__Element data from apps and pages__.
BEGIN

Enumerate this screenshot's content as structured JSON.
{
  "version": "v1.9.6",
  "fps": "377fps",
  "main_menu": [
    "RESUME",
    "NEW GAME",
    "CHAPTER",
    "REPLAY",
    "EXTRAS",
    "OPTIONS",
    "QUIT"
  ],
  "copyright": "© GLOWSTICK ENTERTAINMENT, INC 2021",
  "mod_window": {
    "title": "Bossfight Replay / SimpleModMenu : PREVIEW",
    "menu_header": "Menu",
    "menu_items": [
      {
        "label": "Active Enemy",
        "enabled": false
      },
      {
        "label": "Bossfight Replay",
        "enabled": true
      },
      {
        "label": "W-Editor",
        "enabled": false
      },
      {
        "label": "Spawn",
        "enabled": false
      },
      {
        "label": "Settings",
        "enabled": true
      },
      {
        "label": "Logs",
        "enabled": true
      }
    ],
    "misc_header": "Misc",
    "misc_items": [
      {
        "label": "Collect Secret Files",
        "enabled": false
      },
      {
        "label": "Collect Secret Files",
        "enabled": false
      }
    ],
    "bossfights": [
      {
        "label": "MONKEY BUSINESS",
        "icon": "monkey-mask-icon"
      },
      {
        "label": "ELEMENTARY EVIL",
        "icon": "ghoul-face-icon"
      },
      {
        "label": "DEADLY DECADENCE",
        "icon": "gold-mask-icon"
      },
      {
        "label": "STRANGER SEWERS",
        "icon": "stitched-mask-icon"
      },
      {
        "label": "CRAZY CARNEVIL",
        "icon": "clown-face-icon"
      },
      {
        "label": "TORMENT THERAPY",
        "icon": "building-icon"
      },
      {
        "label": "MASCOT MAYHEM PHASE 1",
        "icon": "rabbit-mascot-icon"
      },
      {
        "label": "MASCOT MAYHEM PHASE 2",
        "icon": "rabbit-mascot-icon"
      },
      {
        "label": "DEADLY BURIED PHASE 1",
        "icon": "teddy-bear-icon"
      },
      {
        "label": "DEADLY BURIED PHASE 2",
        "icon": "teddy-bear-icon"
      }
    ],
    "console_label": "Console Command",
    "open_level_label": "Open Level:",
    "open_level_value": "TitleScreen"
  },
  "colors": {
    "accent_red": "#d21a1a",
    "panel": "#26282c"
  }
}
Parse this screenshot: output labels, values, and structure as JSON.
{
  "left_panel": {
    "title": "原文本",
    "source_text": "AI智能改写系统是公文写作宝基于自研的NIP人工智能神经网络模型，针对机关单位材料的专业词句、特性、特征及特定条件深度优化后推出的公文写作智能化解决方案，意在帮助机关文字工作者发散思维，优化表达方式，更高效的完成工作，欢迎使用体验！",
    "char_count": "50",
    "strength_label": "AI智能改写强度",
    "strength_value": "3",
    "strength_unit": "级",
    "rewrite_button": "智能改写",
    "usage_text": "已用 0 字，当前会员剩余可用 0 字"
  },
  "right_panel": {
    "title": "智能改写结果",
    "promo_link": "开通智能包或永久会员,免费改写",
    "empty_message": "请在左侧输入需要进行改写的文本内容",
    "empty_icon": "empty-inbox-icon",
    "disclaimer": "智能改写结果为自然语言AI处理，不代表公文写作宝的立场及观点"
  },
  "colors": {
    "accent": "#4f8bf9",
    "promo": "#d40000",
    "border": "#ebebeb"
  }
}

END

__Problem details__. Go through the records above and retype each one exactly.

__Task response__.
Enumerate this screenshot's content as structured JSON.
{
  "version": "v1.9.6",
  "fps": "377fps",
  "main_menu": [
    "RESUME",
    "NEW GAME",
    "CHAPTER",
    "REPLAY",
    "EXTRAS",
    "OPTIONS",
    "QUIT"
  ],
  "copyright": "© GLOWSTICK ENTERTAINMENT, INC 2021",
  "mod_window": {
    "title": "Bossfight Replay / SimpleModMenu : PREVIEW",
    "menu_header": "Menu",
    "menu_items": [
      {
        "label": "Active Enemy",
        "enabled": false
      },
      {
        "label": "Bossfight Replay",
        "enabled": true
      },
      {
        "label": "W-Editor",
        "enabled": false
      },
      {
        "label": "Spawn",
        "enabled": false
      },
      {
        "label": "Settings",
        "enabled": true
      },
      {
        "label": "Logs",
        "enabled": true
      }
    ],
    "misc_header": "Misc",
    "misc_items": [
      {
        "label": "Collect Secret Files",
        "enabled": false
      },
      {
        "label": "Collect Secret Files",
        "enabled": false
      }
    ],
    "bossfights": [
      {
        "label": "MONKEY BUSINESS",
        "icon": "monkey-mask-icon"
      },
      {
        "label": "ELEMENTARY EVIL",
        "icon": "ghoul-face-icon"
      },
      {
        "label": "DEADLY DECADENCE",
        "icon": "gold-mask-icon"
      },
      {
        "label": "STRANGER SEWERS",
        "icon": "stitched-mask-icon"
      },
      {
        "label": "CRAZY CARNEVIL",
        "icon": "clown-face-icon"
      },
      {
        "label": "TORMENT THERAPY",
        "icon": "building-icon"
      },
      {
        "label": "MASCOT MAYHEM PHASE 1",
        "icon": "rabbit-mascot-icon"
      },
      {
        "label": "MASCOT MAYHEM PHASE 2",
        "icon": "rabbit-mascot-icon"
      },
      {
        "label": "DEADLY BURIED PHASE 1",
        "icon": "teddy-bear-icon"
      },
      {
        "label": "DEADLY BURIED PHASE 2",
        "icon": "teddy-bear-icon"
      }
    ],
    "console_label": "Console Command",
    "open_level_label": "Open Level:",
    "open_level_value": "TitleScreen"
  },
  "colors": {
    "accent_red": "#d21a1a",
    "panel": "#26282c"
  }
}
Parse this screenshot: output labels, values, and structure as JSON.
{
  "left_panel": {
    "title": "原文本",
    "source_text": "AI智能改写系统是公文写作宝基于自研的NIP人工智能神经网络模型，针对机关单位材料的专业词句、特性、特征及特定条件深度优化后推出的公文写作智能化解决方案，意在帮助机关文字工作者发散思维，优化表达方式，更高效的完成工作，欢迎使用体验！",
    "char_count": "50",
    "strength_label": "AI智能改写强度",
    "strength_value": "3",
    "strength_unit": "级",
    "rewrite_button": "智能改写",
    "usage_text": "已用 0 字，当前会员剩余可用 0 字"
  },
  "right_panel": {
    "title": "智能改写结果",
    "promo_link": "开通智能包或永久会员,免费改写",
    "empty_message": "请在左侧输入需要进行改写的文本内容",
    "empty_icon": "empty-inbox-icon",
    "disclaimer": "智能改写结果为自然语言AI处理，不代表公文写作宝的立场及观点"
  },
  "colors": {
    "accent": "#4f8bf9",
    "promo": "#d40000",
    "border": "#ebebeb"
  }
}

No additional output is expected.